 There were fewer than 1,000 wolves estimated left in the entire state in 2014. There are also 3,000 mountain lions, 20,000 black bears, 50,000 coyotes, 100,000 elk and nearly a quarter million deer statewide. Yet the state of Idaho plans to spend millions of tax dollars each year to kill wolves. State political leaders value the elk and deer populations. Many politicians even say they wish they could kill all the wolves in Idaho. Many wish wolves had never returned.

On February 15, 2016, nearly 70 men, women and children gathered on the steps of the state capitol in Boise to speak for the wolves. We protested the killings, and we demanded the Governor and state legislature stop the unrestrained killing of this important but undervalued species.

Wolves were nearly eradicated by man’s ignorance and fear and they are threatened once again by these same perceptions. It’s time to stop this madness. Will you join with us? The Idaho Department of Fish and Game is holding a public hearing on March 9 in Boise, Idaho at 7 pm. Even if you just bring a sign expressing your support for wolves, it is important that you attend. If you can speak on behalf of wolves, we can help you prepare a 3 minute testimony. The wolves cannot speak for themselves. They need all of us to fill every seat with people who care.
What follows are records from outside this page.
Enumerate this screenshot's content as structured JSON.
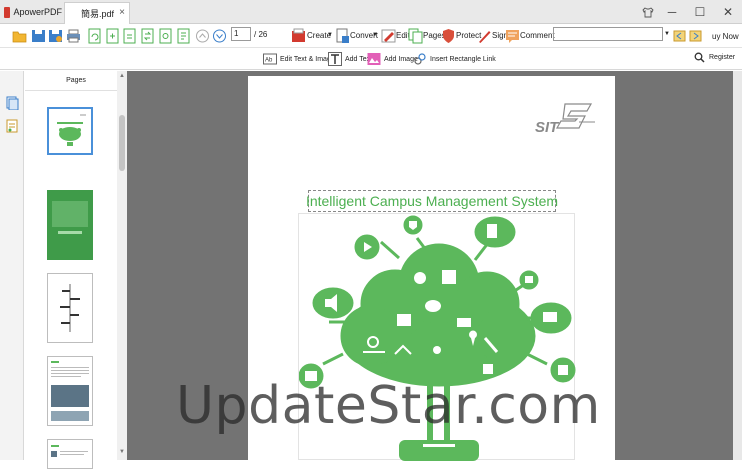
{
  "window": {
    "app_name": "ApowerPDF",
    "doc_tab": "簡易.pdf",
    "tab_close": "×",
    "controls": {
      "minimize": "─",
      "maximize": "☐",
      "close": "✕"
    }
  },
  "toolbar": {
    "page_current": "1",
    "page_total": "/ 26",
    "create_label": "Create",
    "convert_label": "Convert",
    "edit_label": "Edit",
    "pages_label": "Pages",
    "protect_label": "Protect",
    "sign_label": "Sign",
    "comment_label": "Comment",
    "search_placeholder": "",
    "buy_now": "uy Now"
  },
  "subtoolbar": {
    "edit_text_images": "Edit Text & Images",
    "add_text": "Add Text",
    "add_image": "Add Image",
    "insert_rect_link": "Insert Rectangle Link",
    "register": "Register"
  },
  "pages_panel": {
    "header": "Pages"
  },
  "document": {
    "title": "Intelligent Campus Management System",
    "logo_text": "SIT"
  },
  "watermark": "UpdateStar.com",
  "colors": {
    "accent_green": "#5cb85c",
    "canvas_gray": "#737373",
    "selection_blue": "#4a90d9"
  }
}
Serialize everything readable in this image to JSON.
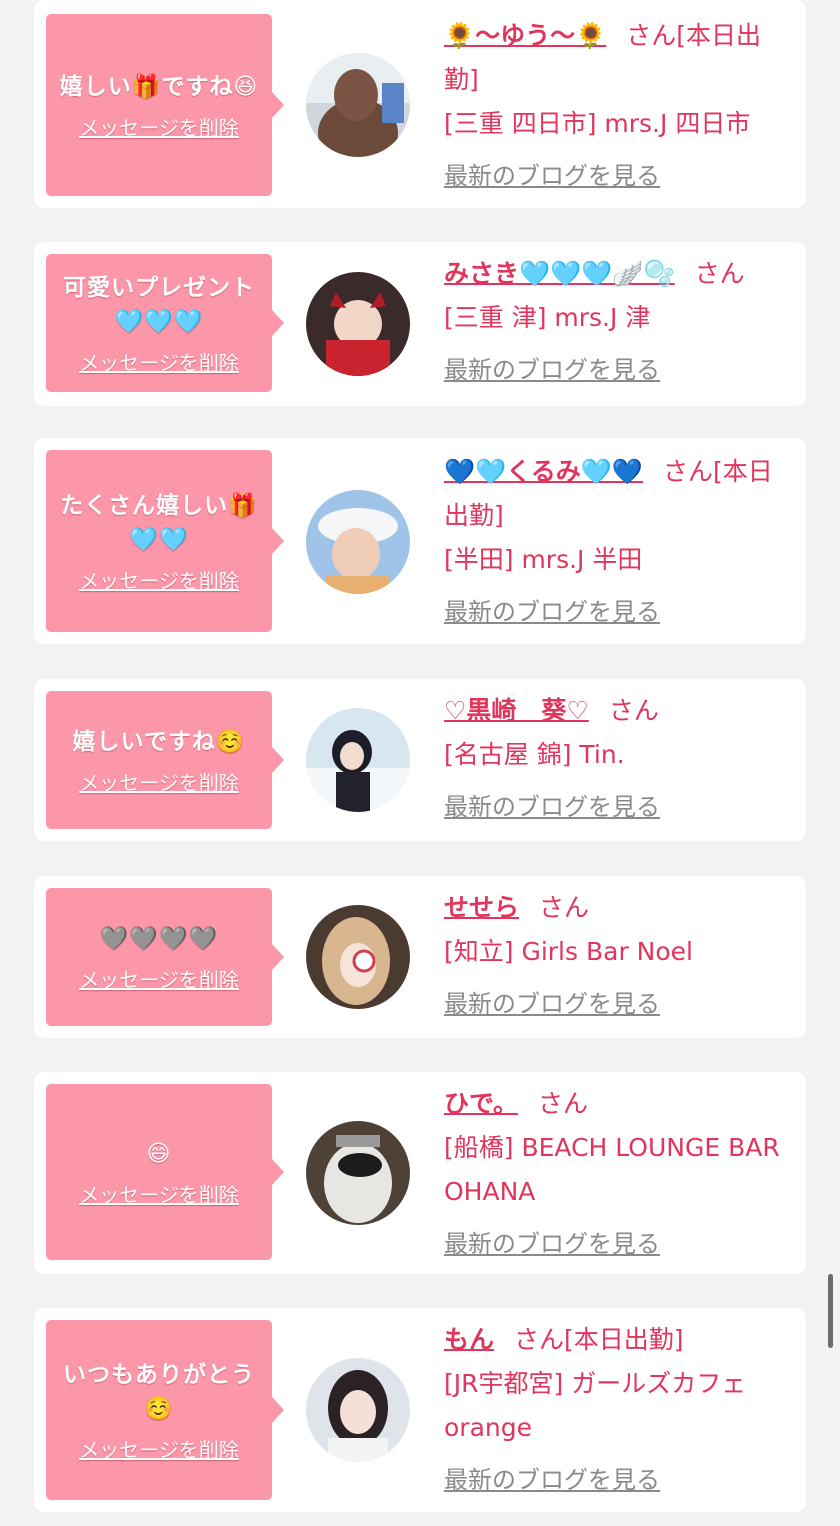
{
  "entries": [
    {
      "message": "嬉しい🎁ですね😆",
      "delete_label": "メッセージを削除",
      "name": "🌻〜ゆう〜🌻",
      "suffix": "さん[本日出勤]",
      "shop": "[三重 四日市] mrs.J 四日市",
      "blog_label": "最新のブログを見る"
    },
    {
      "message": "可愛いプレゼント🩵🩵🩵",
      "delete_label": "メッセージを削除",
      "name": "みさき🩵🩵🩵🪽🫧",
      "suffix": "さん",
      "shop": "[三重 津] mrs.J 津",
      "blog_label": "最新のブログを見る"
    },
    {
      "message": "たくさん嬉しい🎁🩵🩵",
      "delete_label": "メッセージを削除",
      "name": "💙🩵くるみ🩵💙",
      "suffix": "さん[本日出勤]",
      "shop": "[半田] mrs.J 半田",
      "blog_label": "最新のブログを見る"
    },
    {
      "message": "嬉しいですね☺️",
      "delete_label": "メッセージを削除",
      "name": "♡黒崎　葵♡",
      "suffix": "さん",
      "shop": "[名古屋 錦] Tin.",
      "blog_label": "最新のブログを見る"
    },
    {
      "message": "🩶🩶🩶🩶",
      "delete_label": "メッセージを削除",
      "name": "せせら",
      "suffix": "さん",
      "shop": "[知立] Girls Bar Noel",
      "blog_label": "最新のブログを見る"
    },
    {
      "message": "😄",
      "delete_label": "メッセージを削除",
      "name": "ひで。",
      "suffix": "さん",
      "shop": "[船橋] BEACH LOUNGE BAR OHANA",
      "blog_label": "最新のブログを見る"
    },
    {
      "message": "いつもありがとう☺️",
      "delete_label": "メッセージを削除",
      "name": "もん",
      "suffix": "さん[本日出勤]",
      "shop": "[JR宇都宮] ガールズカフェorange",
      "blog_label": "最新のブログを見る"
    }
  ],
  "colors": {
    "bubble": "#fb97a9",
    "accent": "#e0355c",
    "blog_link": "#8a8a8a",
    "background": "#f2f2f2"
  }
}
And if you don’t live in Idaho, you can still speak out against the actions the state took in the Lolo.

Will you come and speak for the wolf?